Food is a basic need that millions of Americans struggle to afford. Oftentimes, people face hardships that could strike any of us, such as a family health emergency or an involuntary cutback in work hours, and could benefit from receiving some support to make ends meet.
The main public assistance program that helps prevent families from going hungry is called the Supplemental Nutrition Assistance Program, often known as SNAP. Let’s explore what SNAP is, whom it helps, and whether it can benefit you and your family.
What Is SNAP?
SNAP is a federal program geared at “ensuring access to nutritious food while helping to pave a pathway to long-term success.” An effective tool for providing assistance during economic downturns, SNAP is seen as the most important anti-hunger program in America. In fact, 12.4 percent of Americans rely on SNAP—and in some areas around the country, SNAP recipiency rates are more than double the national average.
SNAP is administered by the U.S. Department of Agriculture (USDA) Food and Nutrition Service (FNS), which also oversees 14 other federal nutrition assistance programs.
How SNAP Works
SNAP supplements the food budget of people facing food insecurity so they are able to buy healthy food. SNAP benefits are loaded onto an electronic benefit transfer (EBT) card, which works like a debit card. Program participants are able to use their card to purchase mostly any food for the household, including:
- Fruits and vegetables
- Dairy products
SNAP prohibits the purchase of some items, including alcohol, cigarettes, supplements, pet food, and cleaning supplies.
Many people look at SNAP as “the cornerstone of the nation’s nutrition safety net,” and the program has also been shown to have economic advantages for society as a whole. SNAP increases consumer spending in supermarkets and grocery stores across the nation, creating a cascading effect throughout the economy. According to a USDA Economic Research Service (ERS) analysis, $1 billion in new SNAP benefits during a slowing economy would result in an increase of $1.54 billion in gross domestic product (GDP). It would also generate an additional $32 million in income for U.S. agricultural industries.
Whom SNAP Helps

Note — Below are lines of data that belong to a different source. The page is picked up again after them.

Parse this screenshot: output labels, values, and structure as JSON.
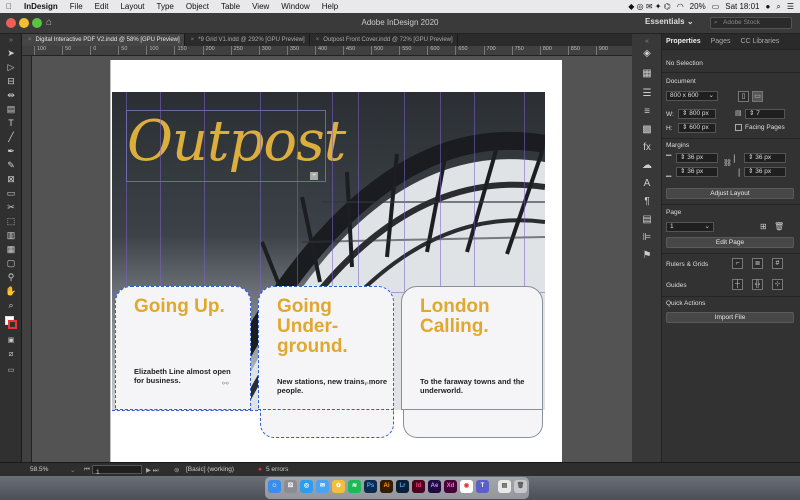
{
  "menubar": {
    "apple": "",
    "app": "InDesign",
    "items": [
      "File",
      "Edit",
      "Layout",
      "Type",
      "Object",
      "Table",
      "View",
      "Window",
      "Help"
    ],
    "battery": "20%",
    "clock": "Sat 18:01"
  },
  "header": {
    "title": "Adobe InDesign 2020",
    "workspace": "Essentials",
    "search_placeholder": "Adobe Stock"
  },
  "tabs": [
    {
      "label": "Digital Interactive PDF V2.indd @ 58% [GPU Preview]"
    },
    {
      "label": "*9 Grid V1.indd @ 292% [GPU Preview]"
    },
    {
      "label": "Outpost Front Cover.indd @ 72% [GPU Preview]"
    }
  ],
  "ruler": {
    "ticks": [
      "100",
      "50",
      "0",
      "50",
      "100",
      "150",
      "200",
      "250",
      "300",
      "350",
      "400",
      "450",
      "500",
      "550",
      "600",
      "650",
      "700",
      "750",
      "800",
      "850",
      "900"
    ]
  },
  "cover": {
    "logo": "Outpost",
    "cards": [
      {
        "head": "Going Up.",
        "body": "Elizabeth Line almost open for business."
      },
      {
        "head": "Going Under-ground.",
        "body": "New stations, new trains, more people."
      },
      {
        "head": "London Calling.",
        "body": "To the faraway towns and the underworld."
      }
    ]
  },
  "properties": {
    "tabs": [
      "Properties",
      "Pages",
      "CC Libraries"
    ],
    "selection": "No Selection",
    "document_label": "Document",
    "preset": "800 x 600",
    "w_label": "W:",
    "w": "800 px",
    "h_label": "H:",
    "h": "600 px",
    "pages_count": "7",
    "facing_pages": "Facing Pages",
    "margins_label": "Margins",
    "margin_top": "36 px",
    "margin_bottom": "36 px",
    "margin_left": "36 px",
    "margin_right": "36 px",
    "adjust_layout": "Adjust Layout",
    "page_label": "Page",
    "page_value": "1",
    "edit_page": "Edit Page",
    "rulers_grids": "Rulers & Grids",
    "guides": "Guides",
    "quick_actions": "Quick Actions",
    "import_file": "Import File"
  },
  "status": {
    "zoom": "58.5%",
    "page": "1",
    "style": "[Basic] (working)",
    "errors": "5 errors"
  },
  "dock": {
    "apps": [
      "Finder",
      "Launchpad",
      "Safari",
      "Mail",
      "Photos",
      "Spotify",
      "Ps",
      "Ai",
      "Lr",
      "Id",
      "Ae",
      "Xd",
      "Chrome",
      "Teams",
      "Notes",
      "Trash"
    ]
  }
}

People from a variety of demographics rely on SNAP to purchase the healthy food they need to nourish their families and themselves. In New York alone, where more than 13 percent of residents live in poverty, SNAP helped more than 2.5 million people in 2019—or 14 percent of the state’s population.
Here are a few quick facts on SNAP participation nationwide:

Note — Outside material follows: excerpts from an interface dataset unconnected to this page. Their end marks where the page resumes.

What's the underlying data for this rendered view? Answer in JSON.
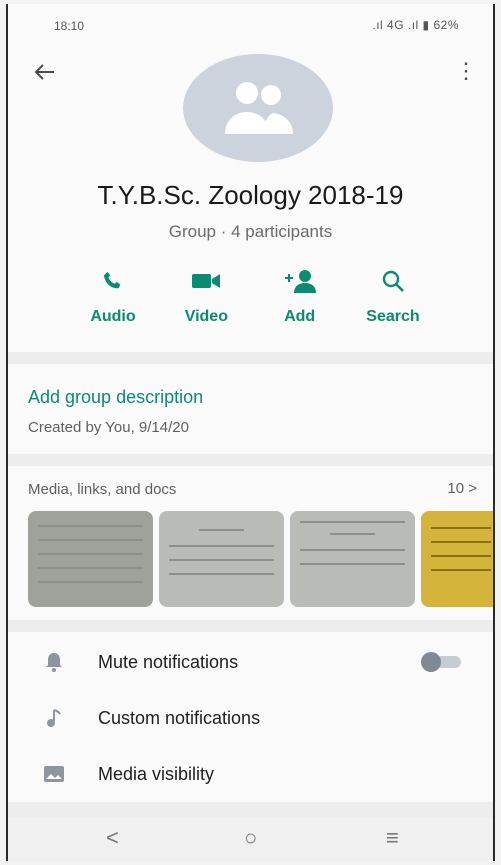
{
  "status_bar": {
    "time": "18:10",
    "right": ".ıl 4G .ıl ▮ 62%"
  },
  "header": {
    "back_icon": "arrow-left-icon",
    "menu_icon": "more-vert-icon"
  },
  "group": {
    "name": "T.Y.B.Sc. Zoology 2018-19",
    "subtitle": "Group · 4 participants"
  },
  "actions": [
    {
      "label": "Audio",
      "icon": "phone-icon"
    },
    {
      "label": "Video",
      "icon": "video-icon"
    },
    {
      "label": "Add",
      "icon": "add-person-icon"
    },
    {
      "label": "Search",
      "icon": "search-icon"
    }
  ],
  "description": {
    "add_label": "Add group description",
    "created": "Created by You, 9/14/20"
  },
  "media": {
    "title": "Media, links, and docs",
    "count": "10 >"
  },
  "menu": [
    {
      "label": "Mute notifications",
      "icon": "bell-icon",
      "toggle": false
    },
    {
      "label": "Custom notifications",
      "icon": "music-note-icon"
    },
    {
      "label": "Media visibility",
      "icon": "image-icon"
    }
  ],
  "colors": {
    "accent": "#0b8b72",
    "avatar_bg": "#ccd3dc"
  },
  "navbar": {
    "back": "<",
    "home": "○",
    "recents": "≡"
  }
}
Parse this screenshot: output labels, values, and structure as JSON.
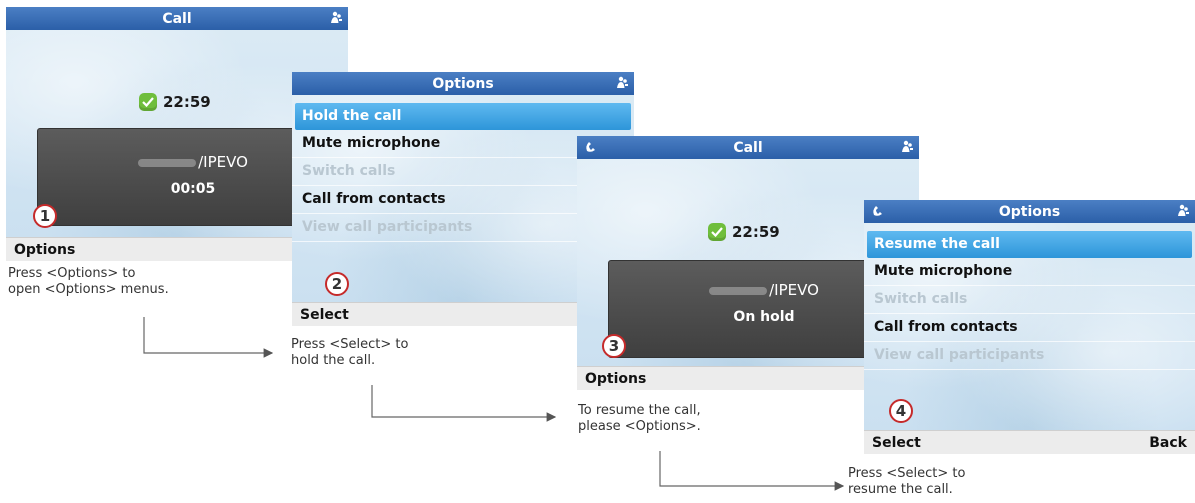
{
  "colors": {
    "titlebar": "#2b5fa8",
    "selection": "#2d95d9",
    "badge_ring": "#c52a2a",
    "check": "#6fbe3c"
  },
  "screen1": {
    "title": "Call",
    "time": "22:59",
    "contact": "/IPEVO",
    "status": "00:05",
    "softkey_left": "Options",
    "step": "1",
    "caption": "Press <Options> to\nopen <Options> menus."
  },
  "screen2": {
    "title": "Options",
    "items": [
      "Hold the call",
      "Mute microphone",
      "Switch calls",
      "Call from contacts",
      "View call participants"
    ],
    "softkey_left": "Select",
    "step": "2",
    "caption": "Press <Select> to\nhold the call."
  },
  "screen3": {
    "title": "Call",
    "time": "22:59",
    "contact": "/IPEVO",
    "status": "On hold",
    "softkey_left": "Options",
    "step": "3",
    "caption": "To resume the call,\nplease <Options>."
  },
  "screen4": {
    "title": "Options",
    "items": [
      "Resume the call",
      "Mute microphone",
      "Switch calls",
      "Call from contacts",
      "View call participants"
    ],
    "softkey_left": "Select",
    "softkey_right": "Back",
    "step": "4",
    "caption": "Press <Select> to\nresume the call."
  },
  "icons": {
    "status": "contacts-status-icon",
    "hold": "handset-hold-icon",
    "check": "check-icon"
  }
}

- 38 million people use SNAP benefits.
- 67 percent of SNAP participants are families with children.
- More than one-third of SNAP users are in families with members who are seniors and/or disabled.
- 1.3 million veterans rely on SNAP.
Are You Eligible?
To get SNAP benefits, you must meet certain requirements. Here are the general income limits through Sept. 30, 2020:
- For households of one person: $1,354 gross monthly income
- For households of two people: $1,832 gross monthly income
- For households of three people: $2,311 gross monthly income
- For households of four people: $2,790 gross monthly income
- For households of five people: $3,269 gross monthly income
Monthly SNAP allotments depend on factors such as household income and family size. Generally, SNAP participants must also meet work requirements that include:
- Applying for work
- Not voluntarily quitting a job or reducing hours
- Accepting a job if offered
- Participating in employment and training programs, if assigned by the state
Refer to the SNAP Eligibility FAQ page for more information.
How to Apply
To participate in SNAP, you must apply in the state where you currently live. Once you submit an application, your local SNAP office will let you know if you’re eligible for benefits within 30 days.
Contact your state agency to get more information and to apply for benefits.
The Bottom Line
At any given time, one in eight Americans rely on SNAP benefits to feed themselves and their families. SNAP gives millions of people the helping hand they need during hard times, which can be the difference between going hungry and having something to eat tonight. The program also provides educational assistance through SNAP-Ed to teach people how to shop for and cook healthy meals on a budget.
Feeding Westchester is dedicated to feeding those who are hungry in every town in the area. If you live in Westchester County and are looking for food assistance, use our agency locator tool to find your nearest food pantry, soup kitchen, shelter, or fresh market. You can also check out our Mobile Food Pantry schedule—we make stops throughout the county to offer food to any resident who’s hungry 5-6 days a week.